The first step: Get reacquainted with your body.
“Start by taking long baths, reminiscing about past sexual pleasures or fantasizing about what a new partner might do,” O’Neill advises. “If you haven’t masturbated in a long time, take it slow to discover what kinds of touch and rhythms lead to orgasm.”
If you run into problems with arousal or orgasm, relax. About 10% of women have difficulty achieving orgasm, according to studies. Bring it up with your gynecologist or see a sex therapist to find the problem and resolve it.
9. But take it slow.
It can be tempting to bed someone new right away, if only to prove you’re still desirable. But take precautions.
First, always use condoms to ward off sexually transmitted infections (STIs) and pregnancy. (Though baby-making odds shrink with age, fortysomething women have the second-highest rate of unintended pregnancy after teens.)
Also, remember that casual sex rarely soothes what really hurts.
10. Get smart with finances.
Even if you paid the bills while you were married, get up to speed on money matters – fast.

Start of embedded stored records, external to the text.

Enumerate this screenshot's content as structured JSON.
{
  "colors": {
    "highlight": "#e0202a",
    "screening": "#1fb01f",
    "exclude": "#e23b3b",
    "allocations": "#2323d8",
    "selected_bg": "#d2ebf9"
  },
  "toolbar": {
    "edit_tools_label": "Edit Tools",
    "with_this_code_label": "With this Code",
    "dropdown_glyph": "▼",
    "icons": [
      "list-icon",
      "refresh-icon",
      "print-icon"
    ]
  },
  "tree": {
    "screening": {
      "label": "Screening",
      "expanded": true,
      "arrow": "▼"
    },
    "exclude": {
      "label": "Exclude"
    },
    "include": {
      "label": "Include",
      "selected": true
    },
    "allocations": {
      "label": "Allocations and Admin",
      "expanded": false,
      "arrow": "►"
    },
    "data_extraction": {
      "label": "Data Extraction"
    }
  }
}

“Taking charge of money is key to feeling in charge again,” Freed says.
Here are two ways to get started:
Take city-college or adult-education classes in personal finance management.
Join an investment club, where members pool their resources to invest in the stock market. Find a club near you through the National Association of Investors Corp. (a.k.a. the Better Investing Community), a nonprofit organization that teaches people how to navigate the stock market.
11. Make a bucket list.
Sure, divorce creates a vacuum. But it also offers the opportunity to rediscover old – and new – interests that you let go when you were married.
Women often rebound from divorce into fulfilling lives, says Stark, who heard from hundreds of women about their divorces through her Sudden Wife Abandonment Project.
“They rebuilt [their lives] in ways they had never imagined,” Stark says. “They went back to school, traveled, remodeled their homes and started careers.”
12. Celebrate being single.
When you’ve come out of the divorce darkness, celebrate the occasion. Take a trip with girlfriends, kids or by yourself if you can afford it. Or throw a “divorce shower” to recoup stuff you lost in the split.
“Divorce is a process of going through and coming out the other side,” O’Neill says. “A celebration marks that you’re moving forward with your new life.”